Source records
============================================================

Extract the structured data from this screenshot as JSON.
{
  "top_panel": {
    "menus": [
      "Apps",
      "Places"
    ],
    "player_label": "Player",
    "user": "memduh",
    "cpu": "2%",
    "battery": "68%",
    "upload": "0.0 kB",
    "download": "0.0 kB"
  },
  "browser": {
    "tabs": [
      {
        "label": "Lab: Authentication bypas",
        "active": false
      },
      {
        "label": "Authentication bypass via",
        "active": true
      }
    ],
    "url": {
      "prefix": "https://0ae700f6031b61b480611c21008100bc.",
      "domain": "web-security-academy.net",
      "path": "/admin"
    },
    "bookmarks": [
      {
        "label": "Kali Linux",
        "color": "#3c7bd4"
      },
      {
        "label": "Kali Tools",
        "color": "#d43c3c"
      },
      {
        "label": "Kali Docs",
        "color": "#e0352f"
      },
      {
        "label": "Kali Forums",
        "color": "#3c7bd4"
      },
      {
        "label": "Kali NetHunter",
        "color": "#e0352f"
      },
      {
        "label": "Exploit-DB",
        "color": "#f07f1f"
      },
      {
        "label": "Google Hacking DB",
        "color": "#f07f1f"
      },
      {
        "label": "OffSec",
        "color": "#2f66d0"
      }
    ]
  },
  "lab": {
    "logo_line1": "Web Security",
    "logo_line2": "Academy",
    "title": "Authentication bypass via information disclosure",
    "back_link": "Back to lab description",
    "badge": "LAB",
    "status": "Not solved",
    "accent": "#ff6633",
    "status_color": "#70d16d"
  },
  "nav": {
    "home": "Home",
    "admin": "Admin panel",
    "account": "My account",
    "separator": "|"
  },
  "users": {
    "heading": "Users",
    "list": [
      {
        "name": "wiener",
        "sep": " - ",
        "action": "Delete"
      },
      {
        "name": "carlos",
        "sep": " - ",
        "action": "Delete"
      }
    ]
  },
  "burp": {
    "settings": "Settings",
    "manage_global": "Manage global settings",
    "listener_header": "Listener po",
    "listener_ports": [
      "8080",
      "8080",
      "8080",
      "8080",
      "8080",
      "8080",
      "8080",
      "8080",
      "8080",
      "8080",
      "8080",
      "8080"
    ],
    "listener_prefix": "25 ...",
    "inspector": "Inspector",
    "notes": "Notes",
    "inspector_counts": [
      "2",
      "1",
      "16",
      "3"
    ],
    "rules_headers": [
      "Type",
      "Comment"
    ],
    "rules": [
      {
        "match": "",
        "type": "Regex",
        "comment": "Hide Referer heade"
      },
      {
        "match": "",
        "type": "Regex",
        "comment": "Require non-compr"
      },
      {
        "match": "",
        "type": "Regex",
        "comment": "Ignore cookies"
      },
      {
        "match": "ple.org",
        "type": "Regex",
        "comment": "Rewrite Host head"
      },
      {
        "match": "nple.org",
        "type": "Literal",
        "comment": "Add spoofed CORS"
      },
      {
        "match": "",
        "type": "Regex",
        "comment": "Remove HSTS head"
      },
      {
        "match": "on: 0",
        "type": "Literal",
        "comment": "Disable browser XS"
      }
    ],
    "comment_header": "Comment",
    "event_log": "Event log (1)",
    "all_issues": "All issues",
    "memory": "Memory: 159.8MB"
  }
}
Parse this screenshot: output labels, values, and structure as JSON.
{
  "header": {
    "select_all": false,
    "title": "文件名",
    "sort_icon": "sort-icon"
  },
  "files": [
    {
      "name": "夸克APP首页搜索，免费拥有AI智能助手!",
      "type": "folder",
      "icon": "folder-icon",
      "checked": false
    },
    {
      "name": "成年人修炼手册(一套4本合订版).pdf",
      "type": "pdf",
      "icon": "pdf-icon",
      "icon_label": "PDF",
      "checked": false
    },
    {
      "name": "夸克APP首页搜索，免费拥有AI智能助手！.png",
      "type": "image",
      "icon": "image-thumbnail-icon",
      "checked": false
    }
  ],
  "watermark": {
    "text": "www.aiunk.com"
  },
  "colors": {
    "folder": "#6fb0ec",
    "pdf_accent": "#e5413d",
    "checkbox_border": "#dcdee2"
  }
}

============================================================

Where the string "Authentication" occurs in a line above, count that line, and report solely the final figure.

TASK OUTPUT
3